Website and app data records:
-.-.-

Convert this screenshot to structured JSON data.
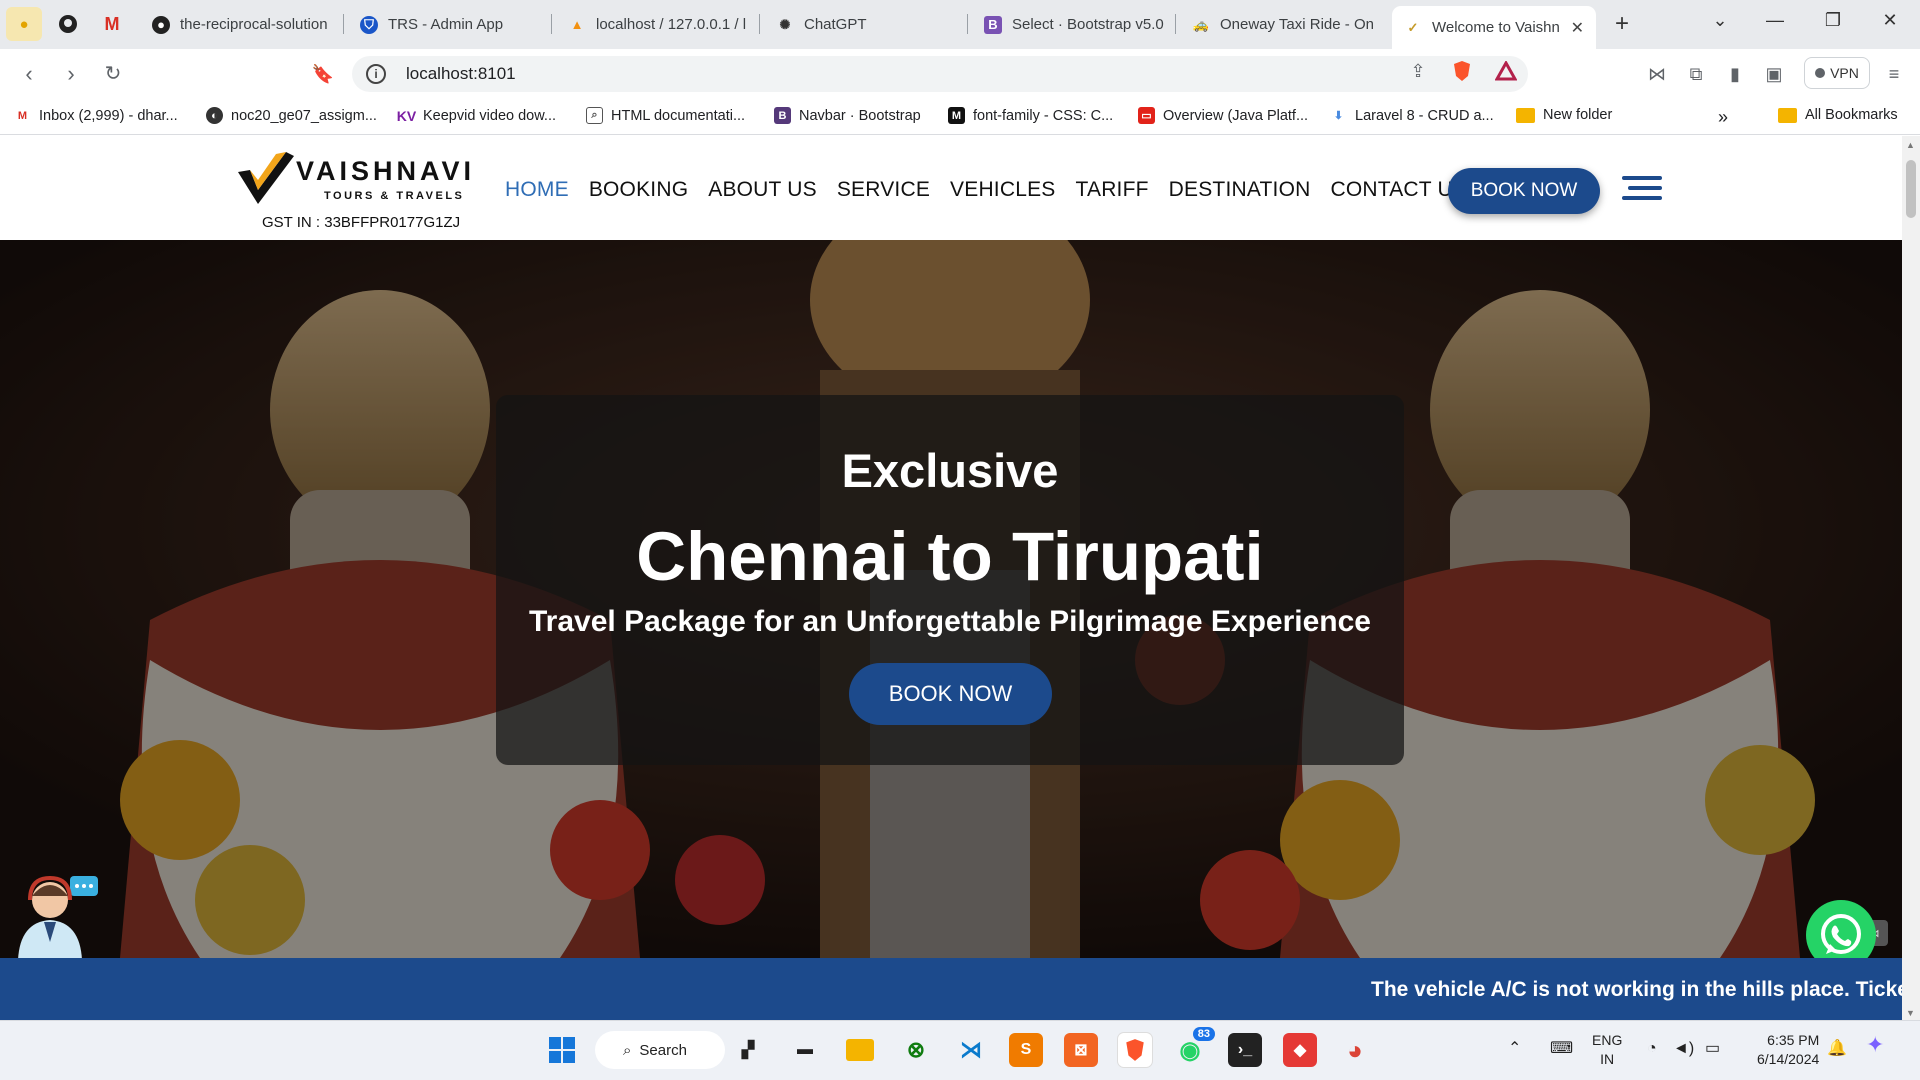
{
  "browser": {
    "tabs": [
      {
        "label": "the-reciprocal-solution",
        "icon": "github-icon"
      },
      {
        "label": "TRS - Admin App",
        "icon": "shield-icon"
      },
      {
        "label": "localhost / 127.0.0.1 / l",
        "icon": "phpmyadmin-icon"
      },
      {
        "label": "ChatGPT",
        "icon": "chatgpt-icon"
      },
      {
        "label": "Select · Bootstrap v5.0",
        "icon": "bootstrap-icon"
      },
      {
        "label": "Oneway Taxi Ride - On",
        "icon": "car-icon"
      },
      {
        "label": "Welcome to Vaishn",
        "icon": "site-icon",
        "active": true
      }
    ],
    "url": "localhost:8101",
    "vpn_label": "VPN",
    "bookmarks": [
      {
        "label": "Inbox (2,999) - dhar...",
        "icon": "gmail-icon"
      },
      {
        "label": "noc20_ge07_assigm...",
        "icon": "globe-icon"
      },
      {
        "label": "Keepvid video dow...",
        "icon": "kv-icon"
      },
      {
        "label": "HTML documentati...",
        "icon": "doc-icon"
      },
      {
        "label": "Navbar · Bootstrap",
        "icon": "bootstrap-icon"
      },
      {
        "label": "font-family - CSS: C...",
        "icon": "mdn-icon"
      },
      {
        "label": "Overview (Java Platf...",
        "icon": "oracle-icon"
      },
      {
        "label": "Laravel 8 - CRUD a...",
        "icon": "laravel-icon"
      },
      {
        "label": "New folder",
        "icon": "folder-icon"
      }
    ],
    "all_bookmarks": "All Bookmarks"
  },
  "site": {
    "brand": "VAISHNAVI",
    "brand_sub": "TOURS & TRAVELS",
    "gst": "GST IN : 33BFFPR0177G1ZJ",
    "menu": [
      "HOME",
      "BOOKING",
      "ABOUT US",
      "SERVICE",
      "VEHICLES",
      "TARIFF",
      "DESTINATION",
      "CONTACT US"
    ],
    "nav_book": "BOOK NOW",
    "hero": {
      "line1": "Exclusive",
      "line2": "Chennai to Tirupati",
      "line3": "Travel Package for an Unforgettable Pilgrimage Experience",
      "button": "BOOK NOW"
    },
    "ticker": "The vehicle A/C is not working in the hills place. Tickets are"
  },
  "taskbar": {
    "search": "Search",
    "whatsapp_badge": "83",
    "lang1": "ENG",
    "lang2": "IN",
    "time": "6:35 PM",
    "date": "6/14/2024"
  },
  "colors": {
    "brand_blue": "#1c4a8c",
    "active_menu": "#2f6db5",
    "whatsapp": "#25d366"
  }
}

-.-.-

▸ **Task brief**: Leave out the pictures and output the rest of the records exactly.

▸ **Solution to this problem**:
Convert this screenshot to structured JSON data.
{
  "browser": {
    "tabs": [
      {
        "label": "the-reciprocal-solution",
        "icon": "github-icon"
      },
      {
        "label": "TRS - Admin App",
        "icon": "shield-icon"
      },
      {
        "label": "localhost / 127.0.0.1 / l",
        "icon": "phpmyadmin-icon"
      },
      {
        "label": "ChatGPT",
        "icon": "chatgpt-icon"
      },
      {
        "label": "Select · Bootstrap v5.0",
        "icon": "bootstrap-icon"
      },
      {
        "label": "Oneway Taxi Ride - On",
        "icon": "car-icon"
      },
      {
        "label": "Welcome to Vaishn",
        "icon": "site-icon",
        "active": true
      }
    ],
    "url": "localhost:8101",
    "vpn_label": "VPN",
    "bookmarks": [
      {
        "label": "Inbox (2,999) - dhar...",
        "icon": "gmail-icon"
      },
      {
        "label": "noc20_ge07_assigm...",
        "icon": "globe-icon"
      },
      {
        "label": "Keepvid video dow...",
        "icon": "kv-icon"
      },
      {
        "label": "HTML documentati...",
        "icon": "doc-icon"
      },
      {
        "label": "Navbar · Bootstrap",
        "icon": "bootstrap-icon"
      },
      {
        "label": "font-family - CSS: C...",
        "icon": "mdn-icon"
      },
      {
        "label": "Overview (Java Platf...",
        "icon": "oracle-icon"
      },
      {
        "label": "Laravel 8 - CRUD a...",
        "icon": "laravel-icon"
      },
      {
        "label": "New folder",
        "icon": "folder-icon"
      }
    ],
    "all_bookmarks": "All Bookmarks"
  },
  "site": {
    "brand": "VAISHNAVI",
    "brand_sub": "TOURS & TRAVELS",
    "gst": "GST IN : 33BFFPR0177G1ZJ",
    "menu": [
      "HOME",
      "BOOKING",
      "ABOUT US",
      "SERVICE",
      "VEHICLES",
      "TARIFF",
      "DESTINATION",
      "CONTACT US"
    ],
    "nav_book": "BOOK NOW",
    "hero": {
      "line1": "Exclusive",
      "line2": "Chennai to Tirupati",
      "line3": "Travel Package for an Unforgettable Pilgrimage Experience",
      "button": "BOOK NOW"
    },
    "ticker": "The vehicle A/C is not working in the hills place. Tickets are"
  },
  "taskbar": {
    "search": "Search",
    "whatsapp_badge": "83",
    "lang1": "ENG",
    "lang2": "IN",
    "time": "6:35 PM",
    "date": "6/14/2024"
  },
  "colors": {
    "brand_blue": "#1c4a8c",
    "active_menu": "#2f6db5",
    "whatsapp": "#25d366"
  }
}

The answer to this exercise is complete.